The Hydrogen Sorption Center of Excellence targets breakthrough concepts for storing hydrogen in high-surface-area sorbents such as hybrid carbon nanotubes, aerogels, and nanofibers, as well as metal-organic frameworks and conducting polymers. This Center involves seven universities, one industrial partner, and four federal laboratories.

The National Hydrogen Storage Project also involves independent research projects that explore promising new hydrogen storage materials and concepts, off-board hydrogen storage needed for a hydrogen delivery infrastructure, standardized testing of hydrogen storage properties, and analyses of life-cycle cost, energy efficiency, and environmental impact for hydrogen storage systems. Some of the new materials/concepts being studied are nanostructured materials, amine borane complexes, metal perhydrides, clathrates, lithium nitride, and irradiation activation of materials.

Chart showing the organizational structure of the National Hydrogen Storage Project. Three Centers of Excellence focus on metal hydrides, chemical hydrogen storage, and hydrogen sorption.

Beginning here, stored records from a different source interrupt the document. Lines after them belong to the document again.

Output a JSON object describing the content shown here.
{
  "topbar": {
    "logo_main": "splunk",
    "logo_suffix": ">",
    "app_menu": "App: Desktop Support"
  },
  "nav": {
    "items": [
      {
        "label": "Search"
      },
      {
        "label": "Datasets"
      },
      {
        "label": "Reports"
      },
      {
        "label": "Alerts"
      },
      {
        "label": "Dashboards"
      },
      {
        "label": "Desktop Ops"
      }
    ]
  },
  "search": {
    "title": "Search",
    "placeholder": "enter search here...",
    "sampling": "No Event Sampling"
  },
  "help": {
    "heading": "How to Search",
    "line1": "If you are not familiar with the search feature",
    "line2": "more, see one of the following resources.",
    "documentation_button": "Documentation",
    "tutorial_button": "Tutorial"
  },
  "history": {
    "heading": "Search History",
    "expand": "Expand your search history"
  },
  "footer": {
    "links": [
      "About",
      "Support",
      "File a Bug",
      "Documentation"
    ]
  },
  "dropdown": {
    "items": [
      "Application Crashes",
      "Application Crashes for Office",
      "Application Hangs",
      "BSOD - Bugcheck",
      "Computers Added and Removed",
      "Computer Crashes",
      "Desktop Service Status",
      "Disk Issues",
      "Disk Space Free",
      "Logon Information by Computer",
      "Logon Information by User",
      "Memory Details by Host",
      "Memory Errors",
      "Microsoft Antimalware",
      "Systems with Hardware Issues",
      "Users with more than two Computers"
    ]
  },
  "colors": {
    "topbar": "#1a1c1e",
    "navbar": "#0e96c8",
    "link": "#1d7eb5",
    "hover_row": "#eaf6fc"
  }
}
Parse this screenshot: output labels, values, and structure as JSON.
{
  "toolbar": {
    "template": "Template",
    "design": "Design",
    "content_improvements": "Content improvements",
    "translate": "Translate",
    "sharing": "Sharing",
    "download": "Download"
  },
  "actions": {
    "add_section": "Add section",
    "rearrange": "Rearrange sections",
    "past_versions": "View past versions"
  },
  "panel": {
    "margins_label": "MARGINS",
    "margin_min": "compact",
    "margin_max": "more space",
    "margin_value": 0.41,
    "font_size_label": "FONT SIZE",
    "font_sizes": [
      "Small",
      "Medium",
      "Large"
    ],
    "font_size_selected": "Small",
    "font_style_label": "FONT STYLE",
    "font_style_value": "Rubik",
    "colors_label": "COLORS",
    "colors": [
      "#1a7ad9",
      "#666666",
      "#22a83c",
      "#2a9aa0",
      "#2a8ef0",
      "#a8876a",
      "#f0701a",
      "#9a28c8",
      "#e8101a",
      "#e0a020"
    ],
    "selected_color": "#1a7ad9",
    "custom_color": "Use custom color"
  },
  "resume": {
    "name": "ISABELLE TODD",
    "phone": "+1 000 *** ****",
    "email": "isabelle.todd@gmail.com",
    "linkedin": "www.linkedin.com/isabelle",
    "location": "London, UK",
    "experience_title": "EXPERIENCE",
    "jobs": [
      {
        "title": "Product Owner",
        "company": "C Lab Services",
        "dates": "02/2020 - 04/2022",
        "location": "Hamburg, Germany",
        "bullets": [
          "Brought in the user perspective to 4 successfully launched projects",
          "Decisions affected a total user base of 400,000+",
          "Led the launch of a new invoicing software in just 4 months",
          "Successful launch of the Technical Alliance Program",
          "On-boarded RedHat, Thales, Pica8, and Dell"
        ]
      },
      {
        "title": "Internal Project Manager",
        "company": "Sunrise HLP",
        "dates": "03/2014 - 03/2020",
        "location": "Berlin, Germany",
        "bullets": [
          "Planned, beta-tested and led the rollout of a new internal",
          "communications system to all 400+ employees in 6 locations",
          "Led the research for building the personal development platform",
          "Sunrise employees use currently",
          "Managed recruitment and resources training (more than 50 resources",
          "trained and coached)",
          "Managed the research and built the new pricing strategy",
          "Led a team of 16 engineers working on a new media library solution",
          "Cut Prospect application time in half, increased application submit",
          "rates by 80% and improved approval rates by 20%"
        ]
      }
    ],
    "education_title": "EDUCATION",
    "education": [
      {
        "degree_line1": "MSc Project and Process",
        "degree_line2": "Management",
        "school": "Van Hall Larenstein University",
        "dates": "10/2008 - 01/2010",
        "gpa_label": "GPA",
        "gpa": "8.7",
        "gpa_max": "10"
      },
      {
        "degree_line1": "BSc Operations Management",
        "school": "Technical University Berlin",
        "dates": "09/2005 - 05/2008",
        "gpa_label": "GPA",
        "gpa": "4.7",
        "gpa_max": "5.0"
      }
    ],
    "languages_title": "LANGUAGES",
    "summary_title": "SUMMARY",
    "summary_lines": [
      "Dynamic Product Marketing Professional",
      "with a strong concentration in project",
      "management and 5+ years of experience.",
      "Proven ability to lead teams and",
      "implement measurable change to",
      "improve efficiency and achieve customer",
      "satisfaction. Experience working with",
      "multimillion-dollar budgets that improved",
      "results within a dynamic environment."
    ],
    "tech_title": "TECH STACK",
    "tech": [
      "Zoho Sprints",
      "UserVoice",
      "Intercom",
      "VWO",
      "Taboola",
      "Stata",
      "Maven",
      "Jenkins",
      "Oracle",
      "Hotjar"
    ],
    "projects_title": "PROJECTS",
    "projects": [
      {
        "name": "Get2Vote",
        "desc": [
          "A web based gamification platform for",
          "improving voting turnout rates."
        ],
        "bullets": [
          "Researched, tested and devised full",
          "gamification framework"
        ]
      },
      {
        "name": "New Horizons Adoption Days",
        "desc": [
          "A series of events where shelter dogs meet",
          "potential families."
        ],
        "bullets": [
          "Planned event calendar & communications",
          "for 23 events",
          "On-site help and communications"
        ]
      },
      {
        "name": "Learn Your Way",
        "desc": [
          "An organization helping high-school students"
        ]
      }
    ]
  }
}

Basic energy science for hydrogen storage is conducted through the DOE Office of Science, Basic Energy Sciences. Independent projects focus on new materials/processes for on-board storage, compressed/cryogenic and hybrid tanks, and off-board storage systems. Independent projects involving basic science for hydrogen storage are conducted through the DOE Office of Science, Basic Energy Sciences. Cross-cutting activities involving material properties and independent testing take place in storage systems analysis and the engineering center of excellence.
1. Coordinated by DOE Energy Efficiency and Renewable Energy, Office of Fuel Cell Technologies
2. Basic science for hydrogen storage conducted through DOE Office of Science, Basic Energy Sciences
3. Coordinated with Delivery Program element

Additional DOE hydrogen storage activities include: